It seemed to take hours for the ambulance to arrive, and then there were problems with them trying to get her out of the ditch so that took a while.
Then she was taken straight into theatre.
By the time they let me see her it was almost four in the morning and she was in a coma. They knew the damage by then. Smashed kneecap, broken pelvis, broken arm and wrist, grazes, cuts, bruises, broken jaw, fractured skull, brain swelling.
But the baby – I couldn’t believe it – he’s all right. They say he’s fine. Because she was hit from behind, all the injuries are on the back and right side of the body, or on her knees and hands as she fell, that’s what took all the impact. I thought for sure we’d lost the baby.
I rang my Mum, she was crying, I was crying. It was a good thing Leanne was at the house. First time ever she’s been useful, but it meant Dad could bring Mum to the hospital and leave Leanne to look after the children.
The three of us sat in the room with Cressida the last few hours of that first night, hoping she’d wake up. She didn’t. She still hasn’t. But we just keep hoping.
Please wake up, Cressida, I can’t do this without you.
So I hope that’s served as a reminder for those of you wonderful people who’ve read the first two books, and if you haven’t read them, I do hope you’ll give me a try. Tune in next week for another episode!

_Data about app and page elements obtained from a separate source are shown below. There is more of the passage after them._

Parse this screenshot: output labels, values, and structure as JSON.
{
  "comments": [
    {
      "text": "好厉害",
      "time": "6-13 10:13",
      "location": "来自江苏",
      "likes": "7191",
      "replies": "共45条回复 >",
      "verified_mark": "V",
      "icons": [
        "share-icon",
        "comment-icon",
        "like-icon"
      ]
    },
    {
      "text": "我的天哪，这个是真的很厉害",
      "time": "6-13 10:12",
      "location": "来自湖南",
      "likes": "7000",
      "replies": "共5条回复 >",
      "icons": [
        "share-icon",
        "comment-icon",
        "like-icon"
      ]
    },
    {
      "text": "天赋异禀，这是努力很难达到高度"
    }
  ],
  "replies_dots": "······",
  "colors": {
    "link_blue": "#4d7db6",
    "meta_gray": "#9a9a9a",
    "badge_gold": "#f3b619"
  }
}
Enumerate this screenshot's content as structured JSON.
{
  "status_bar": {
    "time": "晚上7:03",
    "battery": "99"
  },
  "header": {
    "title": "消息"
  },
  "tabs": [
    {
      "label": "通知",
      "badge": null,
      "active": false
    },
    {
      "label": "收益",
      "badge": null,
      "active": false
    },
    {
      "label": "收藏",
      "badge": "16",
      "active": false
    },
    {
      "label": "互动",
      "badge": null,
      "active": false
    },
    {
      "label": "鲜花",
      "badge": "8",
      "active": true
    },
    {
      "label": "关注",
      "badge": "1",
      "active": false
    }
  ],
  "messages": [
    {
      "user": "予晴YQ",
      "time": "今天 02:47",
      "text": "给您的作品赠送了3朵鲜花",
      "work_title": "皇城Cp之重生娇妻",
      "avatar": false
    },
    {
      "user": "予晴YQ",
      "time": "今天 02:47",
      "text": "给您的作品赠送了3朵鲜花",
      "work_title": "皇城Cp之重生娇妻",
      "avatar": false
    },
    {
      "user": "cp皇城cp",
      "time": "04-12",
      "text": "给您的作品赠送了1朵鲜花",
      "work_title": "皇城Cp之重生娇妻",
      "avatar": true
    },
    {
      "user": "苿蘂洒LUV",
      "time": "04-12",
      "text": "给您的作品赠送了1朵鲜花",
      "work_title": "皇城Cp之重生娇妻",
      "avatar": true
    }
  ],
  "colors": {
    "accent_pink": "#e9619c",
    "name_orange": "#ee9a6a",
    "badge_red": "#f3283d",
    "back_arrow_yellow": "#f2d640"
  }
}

Sometimes little snatches of narrative come to me and I have to write them down “just in case”. Evernote on my Kindle and on my PC is great for this as you can be out and about with your Kindle (or any tablet or phone …) then sync the ideas or notes when you get home. I have set up a number of ‘notebooks’ – ‘various ideas’ then also WIP-specific notebooks in case of a sudden flash of inspiration – or desperation – when I’m away from home, or just can’t be bothered to go to the PC, so I can make notes and save them all in one folder, so linked ideas are together. I’m still very new to Evernote, so you no doubt have better ways of working, but at the moment, I’m feeling pretty smug about this!

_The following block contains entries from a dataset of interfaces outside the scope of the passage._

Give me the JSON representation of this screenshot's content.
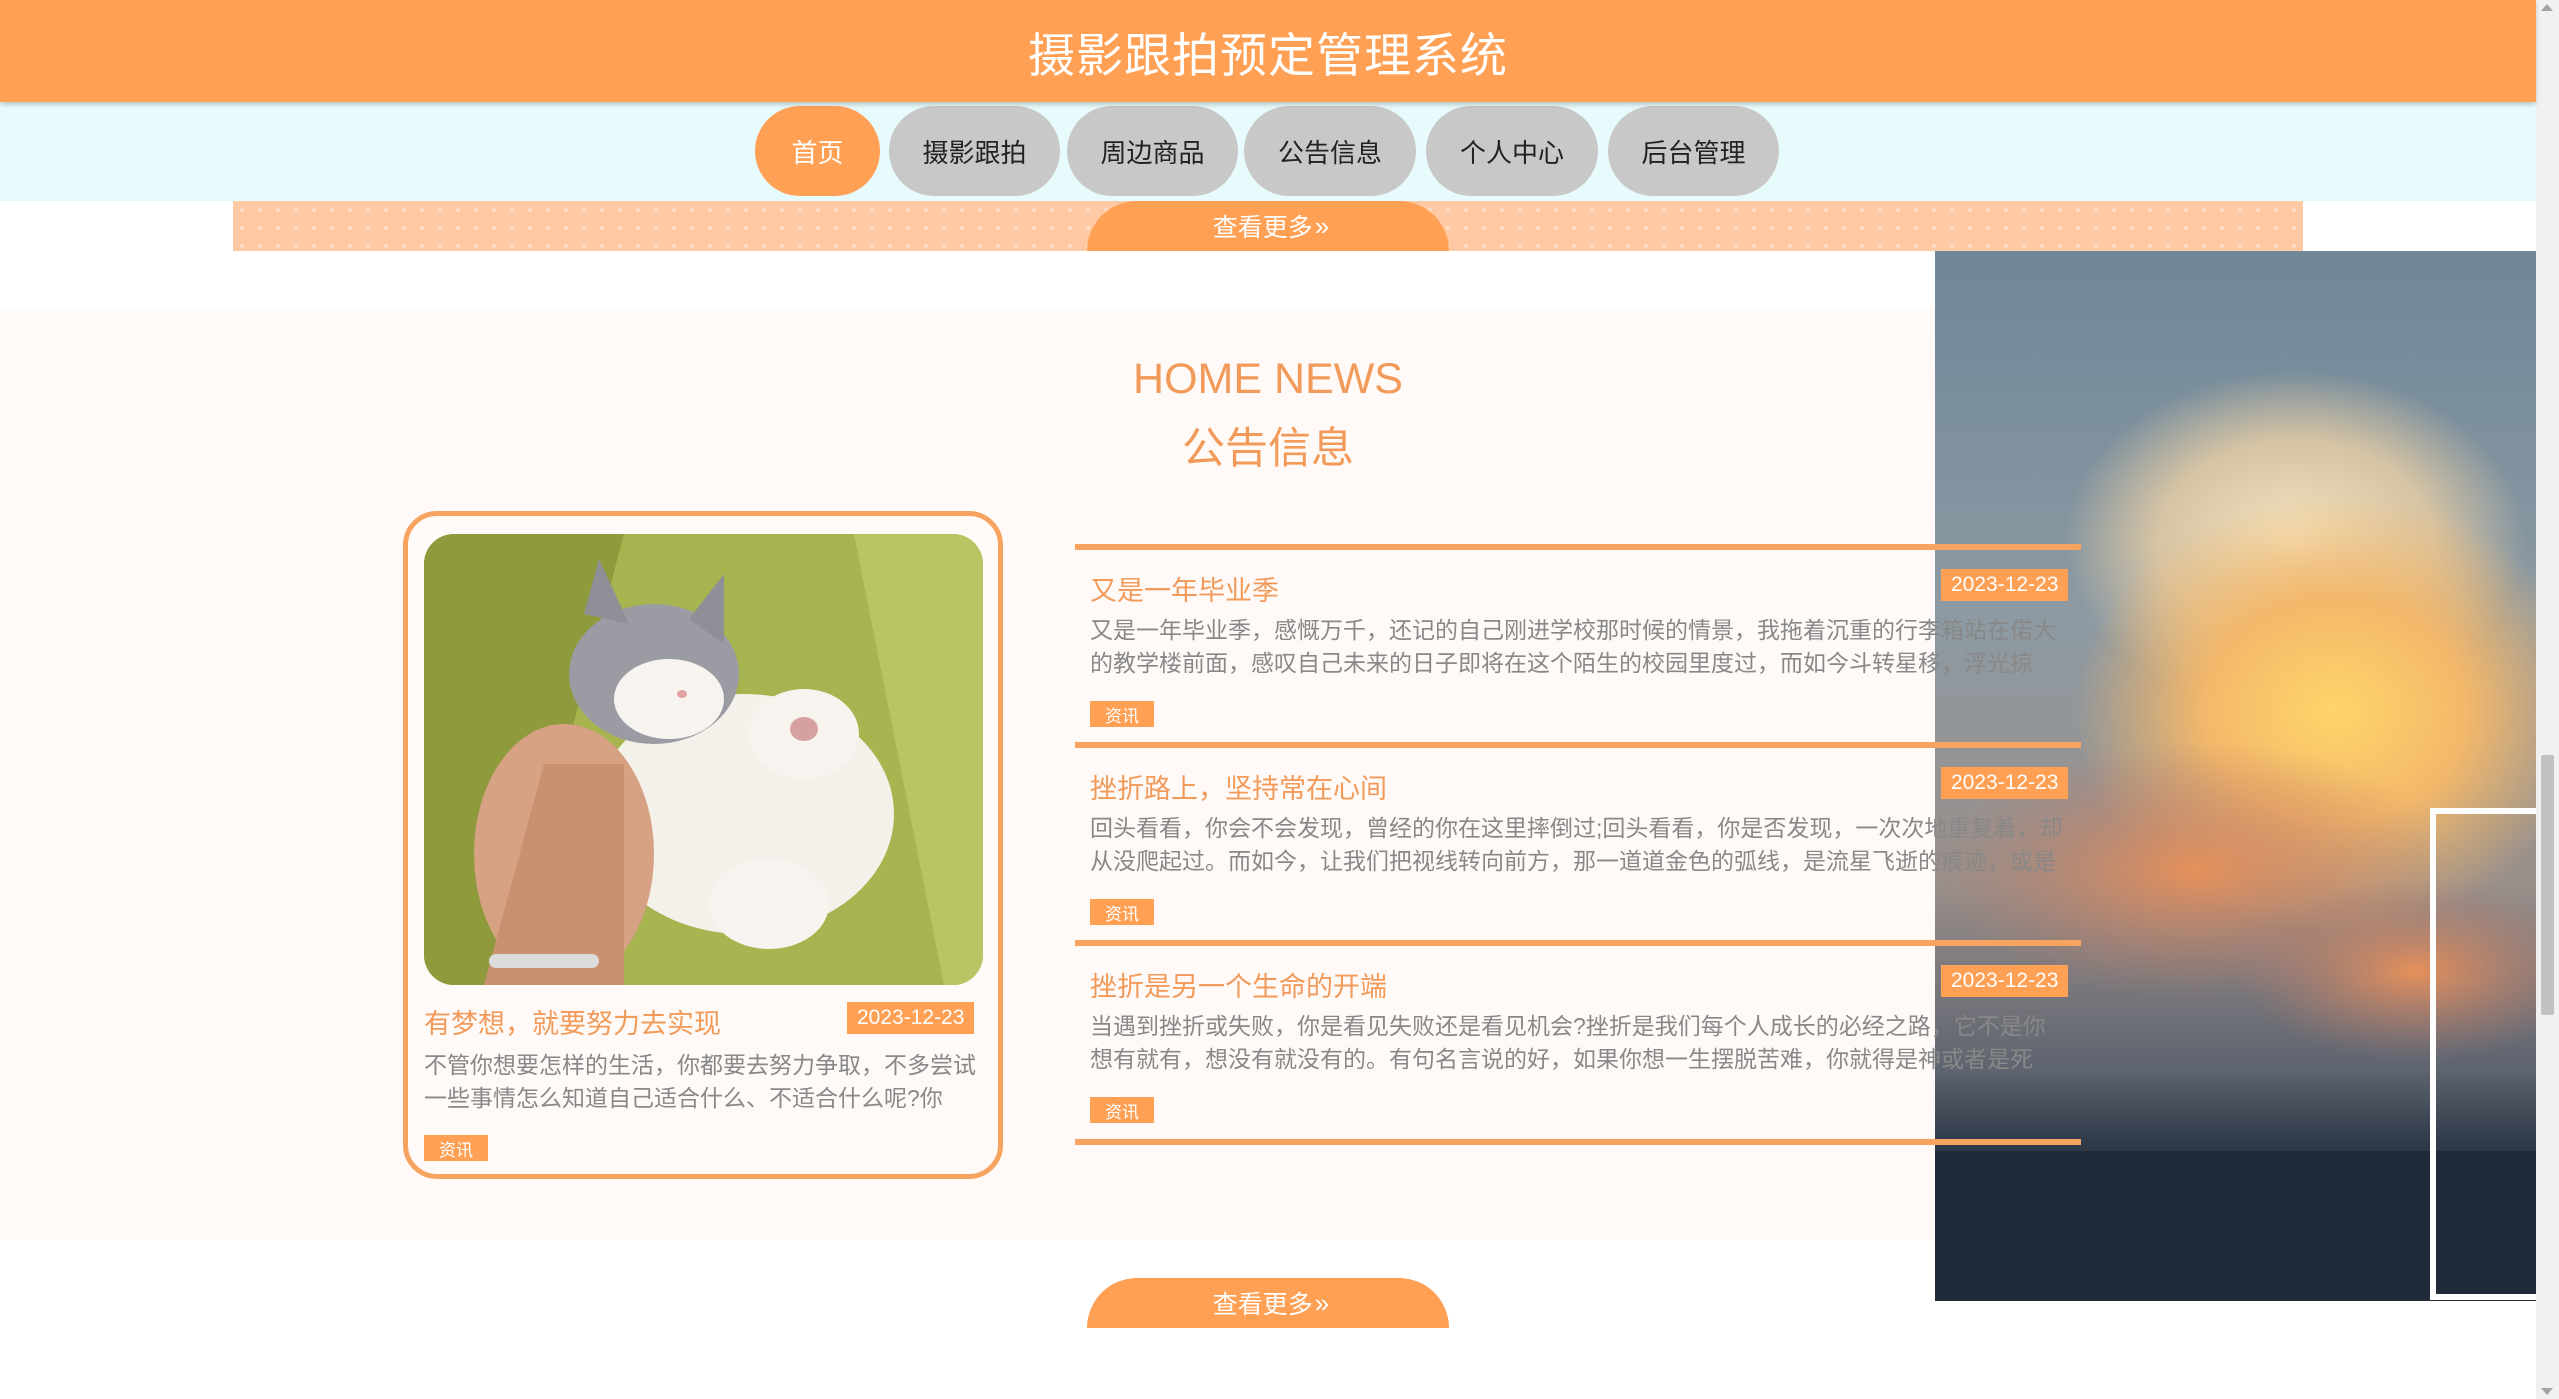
{
  "header": {
    "title": "摄影跟拍预定管理系统"
  },
  "nav": {
    "items": [
      {
        "label": "首页"
      },
      {
        "label": "摄影跟拍"
      },
      {
        "label": "周边商品"
      },
      {
        "label": "公告信息"
      },
      {
        "label": "个人中心"
      },
      {
        "label": "后台管理"
      }
    ],
    "active": "首页"
  },
  "more_label": "查看更多",
  "chevron_glyph": "»",
  "news": {
    "title_en": "HOME NEWS",
    "title_cn": "公告信息",
    "featured": {
      "title": "有梦想，就要努力去实现",
      "date": "2023-12-23",
      "desc": "不管你想要怎样的生活，你都要去努力争取，不多尝试一些事情怎么知道自己适合什么、不适合什么呢?你说…",
      "tag": "资讯"
    },
    "items": [
      {
        "title": "又是一年毕业季",
        "date": "2023-12-23",
        "desc": "又是一年毕业季，感慨万千，还记的自己刚进学校那时候的情景，我拖着沉重的行李箱站在偌大的教学楼前面，感叹自己未来的日子即将在这个陌生的校园里度过，而如今斗转星移，浮光掠影，…",
        "tag": "资讯"
      },
      {
        "title": "挫折路上，坚持常在心间",
        "date": "2023-12-23",
        "desc": "回头看看，你会不会发现，曾经的你在这里摔倒过;回头看看，你是否发现，一次次地重复着，却从没爬起过。而如今，让我们把视线转向前方，那一道道金色的弧线，是流星飞逝的痕迹，或是成…",
        "tag": "资讯"
      },
      {
        "title": "挫折是另一个生命的开端",
        "date": "2023-12-23",
        "desc": "当遇到挫折或失败，你是看见失败还是看见机会?挫折是我们每个人成长的必经之路，它不是你想有就有，想没有就没有的。有句名言说的好，如果你想一生摆脱苦难，你就得是神或者是死尸。…",
        "tag": "资讯"
      }
    ]
  },
  "colors": {
    "accent": "#ffa055",
    "accent_text": "#f29a5a",
    "nav_bg": "#e8fbfc",
    "nav_inactive": "#c8c8c8"
  }
}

Below is one of my flashes, it’s a bit florid, I don’t know if it’s going anywhere but I enjoyed the moment of high drama, seeing in my mind a noblewoman on the deck of a ‘Tudorbethan’ wooden ship.
The Errant Queen Cornered
I would sooner risk ending my days in the cold grey waters of our English channel than turn to safe shore and meet His Majesty’s hot rage and spited vengeance in the Tower. or so thought I when I fled.
But now the moment has arrived, and I find I must pause. My courage hides itself behind these woman’s skirts and I cling the rail with white hands, hesitating. I do not wish to hasten death. And yet – what other choice have I? Tell me, is there some other way I have o’erlook’d? No, no, so thought I. His Majesty’s clipper approaches from the South, the Royal Pennant can be seen even from this reach, and they will be upon us all too soon.
How good of you to come so far at my blighted side, faithful friends. So I leap. And yet – yet – truly say me, is’t other course still to be found? No, no, I reckoned it stood thus. Well then, adieu or as God allow, fare thee well. I leap. Sure the sea appears full deep and chill. God grant my skirts shall weigh me down and end it quickly. Take my arm then, good knight, help me over, and I pray thee, I may yet see thee anon. The lack of me shall free thee all, His Majesty shall not vent his wrath upon any of my friends, it will suffice that I am gone. Farewell.